▶ _PROBLEM REQUIREMENTS_:
Where the word "Test" appears in a line below, copy the whole line.

▶ _DATASET CONTENT_:
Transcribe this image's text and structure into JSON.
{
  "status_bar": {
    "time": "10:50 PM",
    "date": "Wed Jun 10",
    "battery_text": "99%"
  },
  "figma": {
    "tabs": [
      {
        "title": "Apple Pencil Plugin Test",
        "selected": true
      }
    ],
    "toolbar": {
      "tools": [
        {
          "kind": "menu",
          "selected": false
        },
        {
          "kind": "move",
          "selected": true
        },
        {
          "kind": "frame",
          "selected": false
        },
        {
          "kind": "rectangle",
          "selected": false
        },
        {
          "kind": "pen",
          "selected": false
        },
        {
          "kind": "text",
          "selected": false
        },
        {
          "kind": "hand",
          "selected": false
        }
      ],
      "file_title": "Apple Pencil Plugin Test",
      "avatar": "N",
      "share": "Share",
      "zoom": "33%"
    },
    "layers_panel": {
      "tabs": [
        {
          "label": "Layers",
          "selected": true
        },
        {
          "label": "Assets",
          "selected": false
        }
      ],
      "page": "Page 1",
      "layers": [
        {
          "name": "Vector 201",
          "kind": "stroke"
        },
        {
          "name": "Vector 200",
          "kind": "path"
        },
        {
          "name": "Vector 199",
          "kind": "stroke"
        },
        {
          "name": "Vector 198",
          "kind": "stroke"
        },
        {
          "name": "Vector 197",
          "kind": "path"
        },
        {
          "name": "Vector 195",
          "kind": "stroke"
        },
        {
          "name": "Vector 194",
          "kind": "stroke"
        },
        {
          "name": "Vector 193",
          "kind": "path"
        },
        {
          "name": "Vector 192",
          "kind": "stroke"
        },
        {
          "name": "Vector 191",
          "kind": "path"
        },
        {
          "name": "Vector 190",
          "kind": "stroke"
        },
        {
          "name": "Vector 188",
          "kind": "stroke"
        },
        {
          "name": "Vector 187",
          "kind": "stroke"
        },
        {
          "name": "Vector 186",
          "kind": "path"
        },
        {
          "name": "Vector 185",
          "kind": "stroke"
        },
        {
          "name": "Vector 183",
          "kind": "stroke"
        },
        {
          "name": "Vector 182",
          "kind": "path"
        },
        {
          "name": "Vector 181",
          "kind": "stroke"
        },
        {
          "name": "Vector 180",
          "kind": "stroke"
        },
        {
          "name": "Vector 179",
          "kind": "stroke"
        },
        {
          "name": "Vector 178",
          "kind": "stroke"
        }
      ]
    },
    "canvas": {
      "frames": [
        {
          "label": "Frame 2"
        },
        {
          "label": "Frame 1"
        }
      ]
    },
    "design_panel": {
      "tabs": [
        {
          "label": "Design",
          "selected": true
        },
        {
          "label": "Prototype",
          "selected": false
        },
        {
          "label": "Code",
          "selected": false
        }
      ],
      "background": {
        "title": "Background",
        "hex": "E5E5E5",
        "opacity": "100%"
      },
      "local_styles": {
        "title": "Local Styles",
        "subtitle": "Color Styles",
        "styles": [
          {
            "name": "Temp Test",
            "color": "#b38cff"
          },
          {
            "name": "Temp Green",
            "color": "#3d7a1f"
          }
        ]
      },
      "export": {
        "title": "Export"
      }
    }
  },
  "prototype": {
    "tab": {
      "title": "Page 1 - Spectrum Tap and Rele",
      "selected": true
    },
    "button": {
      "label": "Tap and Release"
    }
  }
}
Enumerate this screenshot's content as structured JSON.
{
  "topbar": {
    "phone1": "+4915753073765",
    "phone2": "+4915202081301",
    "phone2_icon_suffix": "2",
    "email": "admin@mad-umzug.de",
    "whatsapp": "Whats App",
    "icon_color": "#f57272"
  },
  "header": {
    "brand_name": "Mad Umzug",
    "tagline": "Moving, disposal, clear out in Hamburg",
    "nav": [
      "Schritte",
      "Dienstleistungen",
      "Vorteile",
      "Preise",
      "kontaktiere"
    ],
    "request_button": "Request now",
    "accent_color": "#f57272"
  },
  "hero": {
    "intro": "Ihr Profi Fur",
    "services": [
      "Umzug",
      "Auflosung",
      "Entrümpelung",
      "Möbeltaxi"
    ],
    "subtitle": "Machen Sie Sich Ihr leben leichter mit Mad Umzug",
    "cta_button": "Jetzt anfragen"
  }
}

▶ _COMPLETED EXERCISE_:
        "title": "Apple Pencil Plugin Test",
      "file_title": "Apple Pencil Plugin Test",
            "name": "Temp Test",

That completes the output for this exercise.